TASK PROMPT — Every line below should be repeated exactly.

++++ GIVEN RECORDS ++++

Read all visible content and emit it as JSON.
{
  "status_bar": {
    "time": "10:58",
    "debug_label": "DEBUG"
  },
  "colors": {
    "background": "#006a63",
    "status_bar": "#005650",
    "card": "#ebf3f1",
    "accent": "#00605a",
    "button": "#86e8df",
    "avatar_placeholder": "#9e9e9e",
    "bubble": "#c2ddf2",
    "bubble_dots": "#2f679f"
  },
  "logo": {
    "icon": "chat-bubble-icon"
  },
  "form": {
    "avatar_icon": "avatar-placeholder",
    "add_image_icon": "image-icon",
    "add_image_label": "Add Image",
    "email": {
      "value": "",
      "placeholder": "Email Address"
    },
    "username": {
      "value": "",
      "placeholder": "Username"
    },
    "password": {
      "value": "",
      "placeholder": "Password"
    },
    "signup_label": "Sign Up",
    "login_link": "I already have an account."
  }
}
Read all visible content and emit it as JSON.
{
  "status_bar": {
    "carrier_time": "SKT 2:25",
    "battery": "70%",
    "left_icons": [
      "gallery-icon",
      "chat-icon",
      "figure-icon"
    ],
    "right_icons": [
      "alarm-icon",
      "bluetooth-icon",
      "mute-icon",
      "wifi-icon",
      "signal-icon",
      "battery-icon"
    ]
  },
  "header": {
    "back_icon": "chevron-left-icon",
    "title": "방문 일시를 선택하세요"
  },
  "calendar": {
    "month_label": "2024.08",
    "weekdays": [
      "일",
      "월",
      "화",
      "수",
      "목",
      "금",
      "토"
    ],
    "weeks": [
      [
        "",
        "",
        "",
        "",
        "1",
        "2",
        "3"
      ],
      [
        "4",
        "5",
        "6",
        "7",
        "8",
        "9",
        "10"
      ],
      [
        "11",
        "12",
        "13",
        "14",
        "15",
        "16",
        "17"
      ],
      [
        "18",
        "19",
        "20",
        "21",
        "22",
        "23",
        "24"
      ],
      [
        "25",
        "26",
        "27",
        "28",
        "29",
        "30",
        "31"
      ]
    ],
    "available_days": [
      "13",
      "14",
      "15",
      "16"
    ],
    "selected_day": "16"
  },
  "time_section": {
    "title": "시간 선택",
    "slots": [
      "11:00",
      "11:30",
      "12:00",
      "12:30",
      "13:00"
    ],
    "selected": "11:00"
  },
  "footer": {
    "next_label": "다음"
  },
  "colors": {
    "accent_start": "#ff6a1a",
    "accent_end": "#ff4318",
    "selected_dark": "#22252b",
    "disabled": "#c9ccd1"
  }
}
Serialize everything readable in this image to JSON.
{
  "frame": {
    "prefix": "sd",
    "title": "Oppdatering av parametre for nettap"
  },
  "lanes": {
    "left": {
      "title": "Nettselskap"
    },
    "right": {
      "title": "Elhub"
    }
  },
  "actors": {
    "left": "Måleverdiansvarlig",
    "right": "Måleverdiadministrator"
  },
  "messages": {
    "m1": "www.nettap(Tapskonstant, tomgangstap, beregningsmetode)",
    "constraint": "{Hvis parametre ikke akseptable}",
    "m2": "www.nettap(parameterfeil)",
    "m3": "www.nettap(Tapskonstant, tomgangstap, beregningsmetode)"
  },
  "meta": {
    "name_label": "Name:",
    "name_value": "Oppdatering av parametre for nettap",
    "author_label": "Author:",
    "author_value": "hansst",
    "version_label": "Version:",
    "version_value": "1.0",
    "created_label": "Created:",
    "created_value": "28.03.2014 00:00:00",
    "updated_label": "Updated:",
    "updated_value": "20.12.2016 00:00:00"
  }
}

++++

EXERCISE RESULT —
Read all visible content and emit it as JSON.
{
  "status_bar": {
    "time": "10:58",
    "debug_label": "DEBUG"
  },
  "colors": {
    "background": "#006a63",
    "status_bar": "#005650",
    "card": "#ebf3f1",
    "accent": "#00605a",
    "button": "#86e8df",
    "avatar_placeholder": "#9e9e9e",
    "bubble": "#c2ddf2",
    "bubble_dots": "#2f679f"
  },
  "logo": {
    "icon": "chat-bubble-icon"
  },
  "form": {
    "avatar_icon": "avatar-placeholder",
    "add_image_icon": "image-icon",
    "add_image_label": "Add Image",
    "email": {
      "value": "",
      "placeholder": "Email Address"
    },
    "username": {
      "value": "",
      "placeholder": "Username"
    },
    "password": {
      "value": "",
      "placeholder": "Password"
    },
    "signup_label": "Sign Up",
    "login_link": "I already have an account."
  }
}
Read all visible content and emit it as JSON.
{
  "status_bar": {
    "carrier_time": "SKT 2:25",
    "battery": "70%",
    "left_icons": [
      "gallery-icon",
      "chat-icon",
      "figure-icon"
    ],
    "right_icons": [
      "alarm-icon",
      "bluetooth-icon",
      "mute-icon",
      "wifi-icon",
      "signal-icon",
      "battery-icon"
    ]
  },
  "header": {
    "back_icon": "chevron-left-icon",
    "title": "방문 일시를 선택하세요"
  },
  "calendar": {
    "month_label": "2024.08",
    "weekdays": [
      "일",
      "월",
      "화",
      "수",
      "목",
      "금",
      "토"
    ],
    "weeks": [
      [
        "",
        "",
        "",
        "",
        "1",
        "2",
        "3"
      ],
      [
        "4",
        "5",
        "6",
        "7",
        "8",
        "9",
        "10"
      ],
      [
        "11",
        "12",
        "13",
        "14",
        "15",
        "16",
        "17"
      ],
      [
        "18",
        "19",
        "20",
        "21",
        "22",
        "23",
        "24"
      ],
      [
        "25",
        "26",
        "27",
        "28",
        "29",
        "30",
        "31"
      ]
    ],
    "available_days": [
      "13",
      "14",
      "15",
      "16"
    ],
    "selected_day": "16"
  },
  "time_section": {
    "title": "시간 선택",
    "slots": [
      "11:00",
      "11:30",
      "12:00",
      "12:30",
      "13:00"
    ],
    "selected": "11:00"
  },
  "footer": {
    "next_label": "다음"
  },
  "colors": {
    "accent_start": "#ff6a1a",
    "accent_end": "#ff4318",
    "selected_dark": "#22252b",
    "disabled": "#c9ccd1"
  }
}
Serialize everything readable in this image to JSON.
{
  "frame": {
    "prefix": "sd",
    "title": "Oppdatering av parametre for nettap"
  },
  "lanes": {
    "left": {
      "title": "Nettselskap"
    },
    "right": {
      "title": "Elhub"
    }
  },
  "actors": {
    "left": "Måleverdiansvarlig",
    "right": "Måleverdiadministrator"
  },
  "messages": {
    "m1": "www.nettap(Tapskonstant, tomgangstap, beregningsmetode)",
    "constraint": "{Hvis parametre ikke akseptable}",
    "m2": "www.nettap(parameterfeil)",
    "m3": "www.nettap(Tapskonstant, tomgangstap, beregningsmetode)"
  },
  "meta": {
    "name_label": "Name:",
    "name_value": "Oppdatering av parametre for nettap",
    "author_label": "Author:",
    "author_value": "hansst",
    "version_label": "Version:",
    "version_value": "1.0",
    "created_label": "Created:",
    "created_value": "28.03.2014 00:00:00",
    "updated_label": "Updated:",
    "updated_value": "20.12.2016 00:00:00"
  }
}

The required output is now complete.